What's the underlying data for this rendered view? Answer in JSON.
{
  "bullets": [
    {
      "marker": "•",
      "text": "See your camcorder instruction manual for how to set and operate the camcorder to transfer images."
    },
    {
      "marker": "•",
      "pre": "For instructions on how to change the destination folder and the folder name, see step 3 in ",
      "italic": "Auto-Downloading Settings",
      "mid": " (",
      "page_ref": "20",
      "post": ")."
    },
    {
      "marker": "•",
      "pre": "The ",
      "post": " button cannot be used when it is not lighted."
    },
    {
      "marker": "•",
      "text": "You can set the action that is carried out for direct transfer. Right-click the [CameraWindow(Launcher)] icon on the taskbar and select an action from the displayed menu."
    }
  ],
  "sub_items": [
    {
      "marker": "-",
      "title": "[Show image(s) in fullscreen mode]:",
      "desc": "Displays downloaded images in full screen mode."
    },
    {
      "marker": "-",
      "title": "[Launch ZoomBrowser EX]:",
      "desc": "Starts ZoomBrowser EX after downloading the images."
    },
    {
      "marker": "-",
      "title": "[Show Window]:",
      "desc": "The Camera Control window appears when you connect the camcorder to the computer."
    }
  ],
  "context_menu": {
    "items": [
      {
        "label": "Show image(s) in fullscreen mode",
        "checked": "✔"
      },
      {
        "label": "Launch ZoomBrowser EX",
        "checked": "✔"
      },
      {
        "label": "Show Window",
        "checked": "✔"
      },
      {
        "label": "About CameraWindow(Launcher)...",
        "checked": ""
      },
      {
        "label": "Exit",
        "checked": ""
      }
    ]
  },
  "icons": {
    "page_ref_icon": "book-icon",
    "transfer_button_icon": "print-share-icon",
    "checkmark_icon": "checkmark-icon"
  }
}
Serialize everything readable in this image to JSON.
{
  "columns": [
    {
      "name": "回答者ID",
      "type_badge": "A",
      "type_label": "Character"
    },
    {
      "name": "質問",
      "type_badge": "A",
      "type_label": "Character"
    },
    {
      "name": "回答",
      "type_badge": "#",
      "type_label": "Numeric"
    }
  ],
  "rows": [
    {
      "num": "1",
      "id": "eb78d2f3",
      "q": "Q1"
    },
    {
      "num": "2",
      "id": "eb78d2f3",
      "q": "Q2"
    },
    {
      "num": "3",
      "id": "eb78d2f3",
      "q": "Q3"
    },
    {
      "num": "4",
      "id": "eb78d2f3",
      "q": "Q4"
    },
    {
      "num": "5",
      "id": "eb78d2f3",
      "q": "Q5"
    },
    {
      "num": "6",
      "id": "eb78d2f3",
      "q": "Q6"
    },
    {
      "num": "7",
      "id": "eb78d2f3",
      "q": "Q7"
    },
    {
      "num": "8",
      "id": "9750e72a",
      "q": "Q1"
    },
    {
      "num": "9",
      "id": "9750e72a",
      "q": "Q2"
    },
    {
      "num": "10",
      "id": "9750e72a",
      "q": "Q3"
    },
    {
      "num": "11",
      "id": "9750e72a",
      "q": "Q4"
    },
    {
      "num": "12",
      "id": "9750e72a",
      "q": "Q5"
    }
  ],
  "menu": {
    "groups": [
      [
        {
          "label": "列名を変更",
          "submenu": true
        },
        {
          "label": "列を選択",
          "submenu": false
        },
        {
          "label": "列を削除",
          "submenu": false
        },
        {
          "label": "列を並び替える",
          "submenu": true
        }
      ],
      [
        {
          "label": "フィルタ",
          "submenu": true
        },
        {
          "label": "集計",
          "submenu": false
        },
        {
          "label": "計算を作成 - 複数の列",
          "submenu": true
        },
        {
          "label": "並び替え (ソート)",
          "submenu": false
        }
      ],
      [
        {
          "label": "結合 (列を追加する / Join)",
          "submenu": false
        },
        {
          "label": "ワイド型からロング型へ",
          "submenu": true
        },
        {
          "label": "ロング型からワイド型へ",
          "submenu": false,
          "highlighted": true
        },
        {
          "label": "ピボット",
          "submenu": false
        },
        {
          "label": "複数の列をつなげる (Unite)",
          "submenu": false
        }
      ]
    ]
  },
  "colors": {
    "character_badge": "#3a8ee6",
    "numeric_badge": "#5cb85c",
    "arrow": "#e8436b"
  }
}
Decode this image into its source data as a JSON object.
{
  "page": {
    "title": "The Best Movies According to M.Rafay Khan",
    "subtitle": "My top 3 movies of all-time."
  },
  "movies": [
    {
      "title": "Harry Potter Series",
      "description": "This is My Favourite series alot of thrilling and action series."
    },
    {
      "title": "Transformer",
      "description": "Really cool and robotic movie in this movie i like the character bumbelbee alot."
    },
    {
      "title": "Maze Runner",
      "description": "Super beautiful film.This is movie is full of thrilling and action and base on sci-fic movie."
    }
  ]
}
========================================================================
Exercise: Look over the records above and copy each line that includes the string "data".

Output of the exercise:
What's the underlying data for this rendered view? Answer in JSON.
Decode this image into its source data as a JSON object.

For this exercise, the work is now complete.